» TASK DESCRIPTION
Each line that holds the string "accent" counts once. Say how many such lines the entries have, giving the number only.

» Data extracted from a collection
···
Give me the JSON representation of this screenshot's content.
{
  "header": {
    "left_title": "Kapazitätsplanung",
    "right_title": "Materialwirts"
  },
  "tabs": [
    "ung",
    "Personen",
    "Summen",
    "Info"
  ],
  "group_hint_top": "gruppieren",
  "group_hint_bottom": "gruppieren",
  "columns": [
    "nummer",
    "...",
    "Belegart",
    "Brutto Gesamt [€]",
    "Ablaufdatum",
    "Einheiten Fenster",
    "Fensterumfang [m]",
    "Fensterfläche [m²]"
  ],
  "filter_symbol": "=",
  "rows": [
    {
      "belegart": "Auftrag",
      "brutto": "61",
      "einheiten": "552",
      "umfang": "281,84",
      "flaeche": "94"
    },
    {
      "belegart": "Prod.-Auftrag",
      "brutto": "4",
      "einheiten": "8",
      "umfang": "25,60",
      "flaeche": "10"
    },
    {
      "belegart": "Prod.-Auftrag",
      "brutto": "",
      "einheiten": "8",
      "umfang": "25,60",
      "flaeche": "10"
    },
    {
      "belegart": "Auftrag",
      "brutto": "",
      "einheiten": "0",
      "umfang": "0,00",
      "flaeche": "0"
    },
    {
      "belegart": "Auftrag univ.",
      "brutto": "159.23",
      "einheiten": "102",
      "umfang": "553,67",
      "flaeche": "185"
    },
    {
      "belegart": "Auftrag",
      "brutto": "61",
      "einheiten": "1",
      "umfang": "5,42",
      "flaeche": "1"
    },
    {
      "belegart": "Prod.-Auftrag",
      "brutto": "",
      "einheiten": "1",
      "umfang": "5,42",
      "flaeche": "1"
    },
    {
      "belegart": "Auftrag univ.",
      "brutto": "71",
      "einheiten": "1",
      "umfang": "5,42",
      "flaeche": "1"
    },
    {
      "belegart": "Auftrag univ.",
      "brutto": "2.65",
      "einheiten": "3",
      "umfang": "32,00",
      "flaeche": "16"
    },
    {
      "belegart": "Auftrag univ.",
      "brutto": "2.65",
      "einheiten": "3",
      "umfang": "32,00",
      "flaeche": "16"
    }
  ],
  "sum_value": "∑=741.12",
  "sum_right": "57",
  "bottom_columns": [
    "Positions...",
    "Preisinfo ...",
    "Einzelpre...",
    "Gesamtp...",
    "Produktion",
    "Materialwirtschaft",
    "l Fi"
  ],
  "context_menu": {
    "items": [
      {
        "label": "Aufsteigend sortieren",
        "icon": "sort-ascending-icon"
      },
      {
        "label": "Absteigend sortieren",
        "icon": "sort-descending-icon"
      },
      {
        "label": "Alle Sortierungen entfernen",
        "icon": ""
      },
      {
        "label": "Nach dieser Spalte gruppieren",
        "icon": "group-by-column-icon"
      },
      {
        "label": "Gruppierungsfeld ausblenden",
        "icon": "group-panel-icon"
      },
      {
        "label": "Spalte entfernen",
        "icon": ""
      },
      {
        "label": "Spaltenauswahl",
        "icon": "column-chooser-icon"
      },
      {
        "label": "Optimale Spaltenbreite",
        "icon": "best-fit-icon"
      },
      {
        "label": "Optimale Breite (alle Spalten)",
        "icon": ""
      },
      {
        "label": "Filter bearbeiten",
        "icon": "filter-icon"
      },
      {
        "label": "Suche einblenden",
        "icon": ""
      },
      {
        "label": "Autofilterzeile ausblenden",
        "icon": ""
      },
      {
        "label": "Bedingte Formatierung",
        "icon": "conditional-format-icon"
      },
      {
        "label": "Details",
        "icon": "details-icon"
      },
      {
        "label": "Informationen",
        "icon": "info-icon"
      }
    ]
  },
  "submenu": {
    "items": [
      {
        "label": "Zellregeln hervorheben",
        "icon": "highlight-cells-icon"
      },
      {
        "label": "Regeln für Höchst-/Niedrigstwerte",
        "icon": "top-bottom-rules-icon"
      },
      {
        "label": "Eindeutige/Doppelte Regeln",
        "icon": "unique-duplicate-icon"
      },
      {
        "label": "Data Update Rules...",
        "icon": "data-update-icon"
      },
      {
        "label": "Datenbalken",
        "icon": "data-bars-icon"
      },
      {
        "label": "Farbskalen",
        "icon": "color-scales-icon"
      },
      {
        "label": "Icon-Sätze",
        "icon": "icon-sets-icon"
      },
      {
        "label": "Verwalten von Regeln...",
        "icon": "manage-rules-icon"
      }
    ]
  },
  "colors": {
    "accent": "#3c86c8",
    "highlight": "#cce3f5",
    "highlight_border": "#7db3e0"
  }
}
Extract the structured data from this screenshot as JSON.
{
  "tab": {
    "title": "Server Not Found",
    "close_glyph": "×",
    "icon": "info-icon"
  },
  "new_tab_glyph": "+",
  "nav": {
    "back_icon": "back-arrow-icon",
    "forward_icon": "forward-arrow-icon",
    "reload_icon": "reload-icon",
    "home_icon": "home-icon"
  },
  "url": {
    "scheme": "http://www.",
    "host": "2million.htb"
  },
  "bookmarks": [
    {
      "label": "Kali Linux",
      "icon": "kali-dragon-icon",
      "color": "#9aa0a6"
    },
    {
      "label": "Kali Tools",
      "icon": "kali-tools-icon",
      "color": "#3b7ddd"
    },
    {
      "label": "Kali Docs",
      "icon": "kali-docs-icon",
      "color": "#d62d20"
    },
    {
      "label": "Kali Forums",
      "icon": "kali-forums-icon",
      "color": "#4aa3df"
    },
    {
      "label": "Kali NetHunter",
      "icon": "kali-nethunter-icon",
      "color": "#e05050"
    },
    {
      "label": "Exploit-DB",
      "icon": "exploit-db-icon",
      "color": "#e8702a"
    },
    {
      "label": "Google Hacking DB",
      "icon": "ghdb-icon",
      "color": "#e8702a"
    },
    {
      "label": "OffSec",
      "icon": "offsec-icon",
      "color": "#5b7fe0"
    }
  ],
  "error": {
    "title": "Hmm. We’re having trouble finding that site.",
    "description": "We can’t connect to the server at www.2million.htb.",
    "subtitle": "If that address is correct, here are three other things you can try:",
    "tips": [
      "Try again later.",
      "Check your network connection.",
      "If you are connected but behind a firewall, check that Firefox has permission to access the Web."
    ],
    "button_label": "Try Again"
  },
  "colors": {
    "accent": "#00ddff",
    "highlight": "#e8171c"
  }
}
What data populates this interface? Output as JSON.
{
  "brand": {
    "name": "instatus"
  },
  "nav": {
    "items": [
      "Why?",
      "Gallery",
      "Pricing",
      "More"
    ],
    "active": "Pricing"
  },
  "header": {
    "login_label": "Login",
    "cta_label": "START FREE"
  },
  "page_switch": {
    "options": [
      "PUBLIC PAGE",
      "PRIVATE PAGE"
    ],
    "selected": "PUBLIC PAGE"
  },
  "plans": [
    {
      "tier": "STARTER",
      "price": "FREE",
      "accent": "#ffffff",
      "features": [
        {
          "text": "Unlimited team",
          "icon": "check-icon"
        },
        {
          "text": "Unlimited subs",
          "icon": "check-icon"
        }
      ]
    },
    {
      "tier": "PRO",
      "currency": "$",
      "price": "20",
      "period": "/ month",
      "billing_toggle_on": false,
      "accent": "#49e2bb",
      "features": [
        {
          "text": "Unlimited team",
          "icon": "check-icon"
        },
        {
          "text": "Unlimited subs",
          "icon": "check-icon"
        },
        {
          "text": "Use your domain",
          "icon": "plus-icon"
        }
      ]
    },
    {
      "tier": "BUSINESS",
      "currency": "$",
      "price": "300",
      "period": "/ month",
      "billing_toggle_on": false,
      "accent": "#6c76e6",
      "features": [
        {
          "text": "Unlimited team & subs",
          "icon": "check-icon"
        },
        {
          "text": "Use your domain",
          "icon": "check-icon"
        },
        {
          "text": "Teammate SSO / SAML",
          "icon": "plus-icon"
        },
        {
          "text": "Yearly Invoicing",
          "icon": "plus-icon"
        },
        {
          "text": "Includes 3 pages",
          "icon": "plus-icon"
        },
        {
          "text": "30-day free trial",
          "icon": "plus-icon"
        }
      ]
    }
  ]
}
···
» SOLVED EXERCISE
5